King Saul and David (1 Samuel 18)
In the previous post I introduced the concept of narcissism. Perhaps a working definition is needed prior to proceeding:
extreme selfishness, with a grandiose view of one’s own talents and a craving for admiration, as characterizing a personality type.
The Narcissism of our Present Age
The core conceit of current narcissism is this:
The evidence-less presumption that I and my like-minded comrades stand at the absolute pinnacle of human virtue. Therefore, anyone who deviates from my worldview, regardless of if they are my contemporaries or lived centuries earlier, can be motivated only by a combination of inexcusable stupidity and evil.

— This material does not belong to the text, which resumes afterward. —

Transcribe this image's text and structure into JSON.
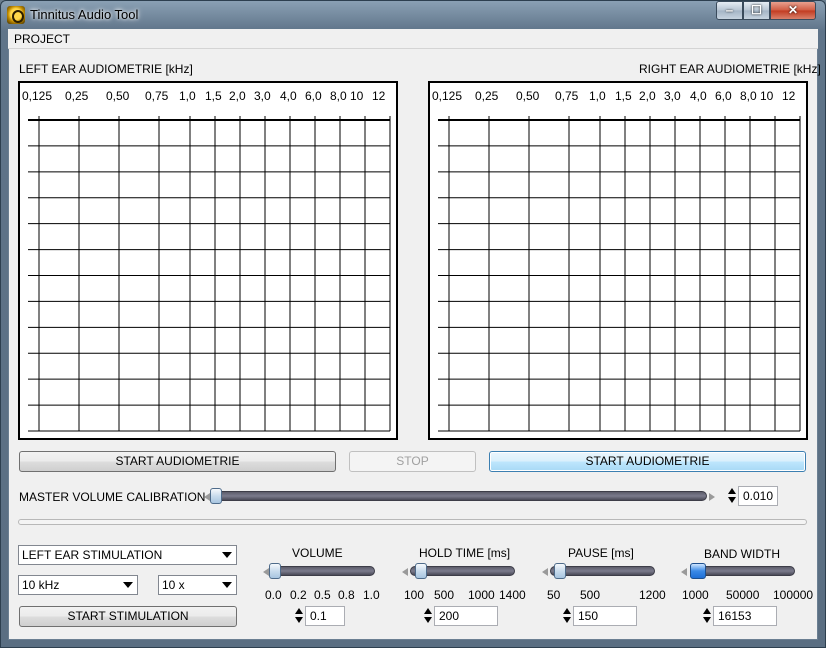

Although the above description is useful in a general sense, there remains a significant gap between it and a compelling explanation of its application to our particular time and place. I finally ran across a passage, from a piece discussing the current situation in France (by Christopher Caldwell) that excellently fills this need (emphasis added):
Upwardly mobile urbanites, observes Guilluy, call Paris “the land of possibilities,” the “ideapolis.” One is reminded of Richard Florida and other extollers of the “Creative Class.” The good fortune of Creative Class members appears (to them) to have nothing to do with any kind of capitalist struggle. Never have conditions been more favorable for deluding a class of fortunate people into thinking that they owe their privilege to being nicer, or smarter, or more honest, than everyone else. Why would they think otherwise? They never meet anyone who disagrees with them. The immigrants with whom the creatives share the city are dazzlingly different, exotic, even frightening, but on the central question of our time—whether the global economic system is working or failing—they see eye to eye. “Our Immigrants, Our Strength,” was the title of a New York Times op-ed signed by London mayor Sadiq Khan, New York mayor Bill de Blasio, and Paris mayor Anne Hidalgo after September’s terrorist bomb blasts in New York. This estrangement is why electoral results around the world last year—from Brexit to the election of Donald Trump—proved so difficult to anticipate. Those outside the city gates in la France périphérique are invisible, their wishes incomprehensible. It’s as if they don’t exist. But they do.
Yes, there is no doubt in my mind that these “fortunate people” are deluded to a degree that is nothing short of scandalous. That they occupy the pinnacle of power in our nations can only be explained by a monumental failure of the temporal Christian church, parenthood, government, education and media, among others. This is what civilizational failure looks like. In the following post I will address the central delusion that has resulted in this sorry situation.